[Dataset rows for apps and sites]
*** Block opens ***

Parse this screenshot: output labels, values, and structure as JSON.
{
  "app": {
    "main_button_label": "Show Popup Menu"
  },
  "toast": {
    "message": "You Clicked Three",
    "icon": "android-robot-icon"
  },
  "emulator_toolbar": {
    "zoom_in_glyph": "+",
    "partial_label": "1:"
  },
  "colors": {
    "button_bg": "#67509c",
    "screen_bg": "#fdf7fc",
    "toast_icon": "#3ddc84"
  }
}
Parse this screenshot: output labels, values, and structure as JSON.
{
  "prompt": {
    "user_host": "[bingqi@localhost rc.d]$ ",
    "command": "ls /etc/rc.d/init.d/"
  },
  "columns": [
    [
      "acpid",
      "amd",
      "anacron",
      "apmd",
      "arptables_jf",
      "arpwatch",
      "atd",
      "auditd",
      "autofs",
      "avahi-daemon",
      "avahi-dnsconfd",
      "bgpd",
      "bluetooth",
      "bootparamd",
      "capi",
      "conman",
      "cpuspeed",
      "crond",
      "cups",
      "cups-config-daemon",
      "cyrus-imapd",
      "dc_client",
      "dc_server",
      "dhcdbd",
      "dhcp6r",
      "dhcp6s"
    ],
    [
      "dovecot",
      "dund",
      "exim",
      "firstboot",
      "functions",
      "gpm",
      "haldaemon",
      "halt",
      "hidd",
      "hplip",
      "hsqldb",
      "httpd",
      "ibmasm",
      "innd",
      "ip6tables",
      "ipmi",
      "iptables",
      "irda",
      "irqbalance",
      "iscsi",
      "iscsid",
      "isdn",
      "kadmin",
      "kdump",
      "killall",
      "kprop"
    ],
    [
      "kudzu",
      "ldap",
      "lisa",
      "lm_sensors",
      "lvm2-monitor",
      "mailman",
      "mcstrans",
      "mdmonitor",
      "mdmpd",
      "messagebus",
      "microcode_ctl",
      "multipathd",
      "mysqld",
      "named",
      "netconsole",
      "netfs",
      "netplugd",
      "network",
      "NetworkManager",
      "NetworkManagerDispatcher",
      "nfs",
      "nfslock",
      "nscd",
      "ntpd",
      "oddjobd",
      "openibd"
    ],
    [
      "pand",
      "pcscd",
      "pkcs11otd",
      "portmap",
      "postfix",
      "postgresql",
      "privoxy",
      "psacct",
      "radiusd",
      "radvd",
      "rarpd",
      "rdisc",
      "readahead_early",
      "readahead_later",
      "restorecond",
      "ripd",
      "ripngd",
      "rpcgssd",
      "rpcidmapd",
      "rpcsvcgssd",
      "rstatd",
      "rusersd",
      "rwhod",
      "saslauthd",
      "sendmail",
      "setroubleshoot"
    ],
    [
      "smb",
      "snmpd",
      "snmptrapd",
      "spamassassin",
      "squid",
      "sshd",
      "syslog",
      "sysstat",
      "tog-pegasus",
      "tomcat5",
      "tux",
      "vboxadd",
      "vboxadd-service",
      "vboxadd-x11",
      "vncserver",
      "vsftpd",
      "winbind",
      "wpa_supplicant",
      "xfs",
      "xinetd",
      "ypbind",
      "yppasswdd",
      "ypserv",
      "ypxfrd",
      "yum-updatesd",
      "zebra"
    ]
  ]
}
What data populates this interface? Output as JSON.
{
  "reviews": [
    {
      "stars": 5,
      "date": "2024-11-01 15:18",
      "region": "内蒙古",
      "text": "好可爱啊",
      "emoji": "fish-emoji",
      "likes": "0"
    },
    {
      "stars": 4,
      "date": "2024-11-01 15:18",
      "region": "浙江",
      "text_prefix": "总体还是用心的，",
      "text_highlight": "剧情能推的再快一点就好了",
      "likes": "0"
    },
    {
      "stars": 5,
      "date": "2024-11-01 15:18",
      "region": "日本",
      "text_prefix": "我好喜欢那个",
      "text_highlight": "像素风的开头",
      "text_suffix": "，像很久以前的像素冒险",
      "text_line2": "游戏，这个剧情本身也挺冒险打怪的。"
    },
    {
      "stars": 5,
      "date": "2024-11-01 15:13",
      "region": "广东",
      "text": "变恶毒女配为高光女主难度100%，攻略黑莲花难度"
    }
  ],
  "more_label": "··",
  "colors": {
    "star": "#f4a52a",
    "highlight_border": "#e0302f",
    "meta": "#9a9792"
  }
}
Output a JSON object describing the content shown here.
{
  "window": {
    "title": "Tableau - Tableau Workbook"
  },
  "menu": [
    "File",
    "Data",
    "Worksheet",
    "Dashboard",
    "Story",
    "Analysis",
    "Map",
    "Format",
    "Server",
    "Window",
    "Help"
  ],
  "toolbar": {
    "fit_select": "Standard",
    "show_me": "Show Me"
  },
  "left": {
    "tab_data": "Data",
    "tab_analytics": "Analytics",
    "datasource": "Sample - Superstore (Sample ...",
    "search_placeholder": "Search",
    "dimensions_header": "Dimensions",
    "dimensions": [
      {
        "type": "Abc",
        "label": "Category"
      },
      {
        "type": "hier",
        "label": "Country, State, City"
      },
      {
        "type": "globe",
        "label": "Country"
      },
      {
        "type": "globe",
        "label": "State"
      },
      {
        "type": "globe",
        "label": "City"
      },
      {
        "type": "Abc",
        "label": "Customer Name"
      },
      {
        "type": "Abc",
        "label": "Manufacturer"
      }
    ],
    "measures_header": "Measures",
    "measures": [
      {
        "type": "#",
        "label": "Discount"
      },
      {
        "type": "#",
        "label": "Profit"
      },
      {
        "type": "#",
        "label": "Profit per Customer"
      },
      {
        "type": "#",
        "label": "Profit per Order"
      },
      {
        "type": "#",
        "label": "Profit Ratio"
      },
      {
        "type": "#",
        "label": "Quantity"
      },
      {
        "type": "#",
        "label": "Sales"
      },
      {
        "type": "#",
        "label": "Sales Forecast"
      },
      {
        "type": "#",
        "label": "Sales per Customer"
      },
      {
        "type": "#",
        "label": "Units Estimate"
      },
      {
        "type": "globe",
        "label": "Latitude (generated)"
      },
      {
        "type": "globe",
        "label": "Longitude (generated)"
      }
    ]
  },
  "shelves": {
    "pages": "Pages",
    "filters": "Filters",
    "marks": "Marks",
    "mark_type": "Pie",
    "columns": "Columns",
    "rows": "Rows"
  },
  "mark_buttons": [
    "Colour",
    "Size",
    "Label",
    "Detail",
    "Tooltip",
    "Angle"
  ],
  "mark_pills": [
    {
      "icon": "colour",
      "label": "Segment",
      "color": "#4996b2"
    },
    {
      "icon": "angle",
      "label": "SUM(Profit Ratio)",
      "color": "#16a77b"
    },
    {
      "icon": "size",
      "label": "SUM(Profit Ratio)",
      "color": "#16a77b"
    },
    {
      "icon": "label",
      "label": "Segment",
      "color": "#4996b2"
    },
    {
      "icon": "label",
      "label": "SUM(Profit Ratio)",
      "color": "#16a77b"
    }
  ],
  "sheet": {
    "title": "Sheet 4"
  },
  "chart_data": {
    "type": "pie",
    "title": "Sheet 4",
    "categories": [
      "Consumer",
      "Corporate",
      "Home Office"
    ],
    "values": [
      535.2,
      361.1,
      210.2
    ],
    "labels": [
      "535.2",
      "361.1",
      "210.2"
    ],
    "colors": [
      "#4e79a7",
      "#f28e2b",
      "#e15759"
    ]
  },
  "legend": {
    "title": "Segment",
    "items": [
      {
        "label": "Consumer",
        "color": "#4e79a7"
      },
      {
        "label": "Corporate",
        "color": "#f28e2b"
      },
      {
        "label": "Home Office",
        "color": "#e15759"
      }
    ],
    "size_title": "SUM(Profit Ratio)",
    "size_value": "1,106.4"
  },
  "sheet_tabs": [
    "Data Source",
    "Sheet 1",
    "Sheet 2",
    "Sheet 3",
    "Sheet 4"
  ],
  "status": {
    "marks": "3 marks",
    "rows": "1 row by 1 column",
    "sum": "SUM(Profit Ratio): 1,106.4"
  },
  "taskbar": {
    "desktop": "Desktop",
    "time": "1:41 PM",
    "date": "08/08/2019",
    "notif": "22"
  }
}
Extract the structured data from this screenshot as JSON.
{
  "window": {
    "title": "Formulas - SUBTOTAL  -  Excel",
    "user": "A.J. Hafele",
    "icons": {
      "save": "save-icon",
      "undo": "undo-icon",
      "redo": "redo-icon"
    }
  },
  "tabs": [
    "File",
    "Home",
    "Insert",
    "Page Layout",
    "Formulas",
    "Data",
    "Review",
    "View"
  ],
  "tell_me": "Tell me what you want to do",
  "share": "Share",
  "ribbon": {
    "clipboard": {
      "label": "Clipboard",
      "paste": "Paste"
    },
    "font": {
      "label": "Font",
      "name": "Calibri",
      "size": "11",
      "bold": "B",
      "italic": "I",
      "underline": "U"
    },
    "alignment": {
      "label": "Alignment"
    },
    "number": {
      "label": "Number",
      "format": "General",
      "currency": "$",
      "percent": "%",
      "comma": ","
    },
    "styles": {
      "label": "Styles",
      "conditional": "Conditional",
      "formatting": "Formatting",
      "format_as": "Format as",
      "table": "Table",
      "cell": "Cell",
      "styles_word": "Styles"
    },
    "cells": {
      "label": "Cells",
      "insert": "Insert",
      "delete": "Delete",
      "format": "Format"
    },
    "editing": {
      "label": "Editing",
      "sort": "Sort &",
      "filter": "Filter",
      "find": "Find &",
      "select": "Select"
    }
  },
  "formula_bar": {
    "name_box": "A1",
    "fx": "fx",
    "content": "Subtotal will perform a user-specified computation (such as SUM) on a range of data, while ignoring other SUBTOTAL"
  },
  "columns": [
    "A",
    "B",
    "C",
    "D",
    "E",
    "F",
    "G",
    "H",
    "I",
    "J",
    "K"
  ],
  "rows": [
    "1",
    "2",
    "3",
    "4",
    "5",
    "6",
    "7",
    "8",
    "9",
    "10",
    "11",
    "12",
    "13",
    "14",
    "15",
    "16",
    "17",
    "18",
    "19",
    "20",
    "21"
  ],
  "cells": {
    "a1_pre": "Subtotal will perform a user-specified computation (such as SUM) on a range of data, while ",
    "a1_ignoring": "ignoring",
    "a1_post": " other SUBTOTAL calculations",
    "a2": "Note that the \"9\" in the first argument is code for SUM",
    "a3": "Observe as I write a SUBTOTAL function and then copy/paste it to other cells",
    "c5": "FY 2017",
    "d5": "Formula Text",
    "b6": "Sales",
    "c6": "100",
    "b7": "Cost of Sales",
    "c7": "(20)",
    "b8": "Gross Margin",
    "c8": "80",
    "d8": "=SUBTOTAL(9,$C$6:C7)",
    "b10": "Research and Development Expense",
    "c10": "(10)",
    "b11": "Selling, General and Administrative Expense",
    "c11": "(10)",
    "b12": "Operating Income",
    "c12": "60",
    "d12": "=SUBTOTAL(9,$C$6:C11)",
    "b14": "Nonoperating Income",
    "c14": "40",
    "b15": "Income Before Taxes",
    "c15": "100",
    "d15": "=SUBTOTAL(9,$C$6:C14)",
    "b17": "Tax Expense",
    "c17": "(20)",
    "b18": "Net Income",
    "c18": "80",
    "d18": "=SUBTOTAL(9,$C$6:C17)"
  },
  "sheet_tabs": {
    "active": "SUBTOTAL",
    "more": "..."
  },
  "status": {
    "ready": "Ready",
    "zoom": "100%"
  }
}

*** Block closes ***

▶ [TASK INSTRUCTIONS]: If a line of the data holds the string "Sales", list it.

▶ [COMPLETED EXERCISE]:
        "label": "Sales"
        "label": "Sales Forecast"
        "label": "Sales per Customer"
    "b6": "Sales",
    "b7": "Cost of Sales",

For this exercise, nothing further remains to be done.